Socialist Democratic Federation (Japan)

The Socialist Democratic Federation (社会民主連合, Shakai-minshu-rengō) (SDF), also referred to in Japanese by the shortened Shaminren (社民連), was a Japanese political party that existed from 1978 to 1994. It was formed from the merger of the Socialist Citizen's Federation (社会市民連合, Shakai-shimin-rengō) and the Shakai Club (社会クラブ, Shakai-kurabu).

Socialist Democratic Federation
PresidentHideo Den (1978 – 1985)
Satsuki Eda (1985 – 1994)
Founded26 March 1978
Dissolved22 May 1994
Split fromJapan Socialist Party
Preceded bySocialist Citizen's Federation
Shakai Club
Merged intoJapan New Party
IdeologyLiberal socialism[1]
Social democracy[1]
Political positionCentre-left[2]


The Socialist Democratic Federation was a splinter party of the Japan Socialist Party (JSP). Its emergence followed a series of upheavals involving this left-wing, opposition political party, which began with the establishment of the Democratic Socialist Party in January 1960 and the later reemergence of the Japan Communist Party (JCP). The exodus of its membership is partly attributed to the perceived pro-Communist tendencies on the part of the JSP leadership during the political crisis involving the revision of Japan's Mutual Security Treaty with the United States.[3] Experts also blame a diminished public support for the socialist party, particularly in big cities.[3] The process continued until the next decade when the Shaminren finally split off from JSP. By this time, JSP was already in severe disarray it was ridiculed as Ni-hon (two-volumed) Shokaito (socialist party).[4]

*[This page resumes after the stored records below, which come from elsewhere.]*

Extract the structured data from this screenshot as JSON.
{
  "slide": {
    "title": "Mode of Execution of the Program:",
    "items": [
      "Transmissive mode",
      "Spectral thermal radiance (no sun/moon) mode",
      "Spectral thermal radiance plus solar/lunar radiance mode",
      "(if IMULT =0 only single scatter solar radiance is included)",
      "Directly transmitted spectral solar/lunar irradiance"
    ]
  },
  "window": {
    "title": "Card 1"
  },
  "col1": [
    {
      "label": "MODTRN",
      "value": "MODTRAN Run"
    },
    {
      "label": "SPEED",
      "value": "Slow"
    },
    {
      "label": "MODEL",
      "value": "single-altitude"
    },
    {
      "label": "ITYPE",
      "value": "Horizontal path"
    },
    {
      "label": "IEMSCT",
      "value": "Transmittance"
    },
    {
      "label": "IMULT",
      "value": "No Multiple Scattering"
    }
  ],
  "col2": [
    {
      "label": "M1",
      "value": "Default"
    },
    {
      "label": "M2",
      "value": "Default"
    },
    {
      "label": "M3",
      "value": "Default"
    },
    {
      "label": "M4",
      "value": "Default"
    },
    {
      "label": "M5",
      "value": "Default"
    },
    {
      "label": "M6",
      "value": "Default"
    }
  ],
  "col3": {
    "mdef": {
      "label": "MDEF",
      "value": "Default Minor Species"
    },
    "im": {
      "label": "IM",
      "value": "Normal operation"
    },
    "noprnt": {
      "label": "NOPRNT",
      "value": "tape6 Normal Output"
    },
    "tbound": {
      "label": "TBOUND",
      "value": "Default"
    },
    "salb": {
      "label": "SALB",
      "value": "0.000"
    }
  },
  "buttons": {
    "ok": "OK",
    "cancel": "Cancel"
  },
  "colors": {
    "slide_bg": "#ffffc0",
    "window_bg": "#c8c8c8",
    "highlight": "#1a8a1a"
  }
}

The Socialist Democratic Federation became part of the non-liberal coalition that elected Morihiro Hosokawa as Japan's Prime Minister in 1993.[5] During this election, the Shaminren obtained 0.7 percent share of the vote, securing four seats in the Japanese House of Representatives.[6]

Socialist Citizen Federation (SCF)Edit

In 1977, Hideo Den, Yutaka Hara and Yanosuke Narazaki defected from the SDP and formed the Shakai Club party.

In 1993, Satsuki Eda was head of the Science and Technology Agency in Morihiro Hosokawa's cabinet.

An illustration showing the relationship between the Socialist Democratic Federation and the Japan Socialist Party.

List of presidents of the Socialist Democratic Federation (SDF)Edit

See alsoEdit


  1. ^ a b c d "社民連十年史 社民連 われわれのめざすもの 1978/03/26".
  2. ^ Bouissou, Jean-Marie (2002). Japan: The Burden of Success. CERI Series in Comparative Politics and International Studies. Translated by Derrick, Jonathan. C. Hurst & Co. p. 293. ISBN 9781850655640. OCLC 1166938716. Retrieved 5 May 2021.
  3. ^ a b Ishida, Takeshi; Krauss, Ellis (1989). Democracy in Japan. Pittsburgh, PA: University of Pittsburgh Press. pp. 97. ISBN 0822936089.
  4. ^ Baerwald, Hans (2010). Party Politics in Japan. London: Routledge. pp. xxii. ISBN 9781136900303.
  5. ^ Kohno, Masaru (1997). Japan's Postwar Party Politics. Princeton, NJ: Princeton University Press. p. 135. ISBN 0691026297.
  6. ^ Elgie, Robert (1995). Political Leadership in Liberal Democracies. London: Macmillan International Higher Education. p. 159. ISBN 9780333597590.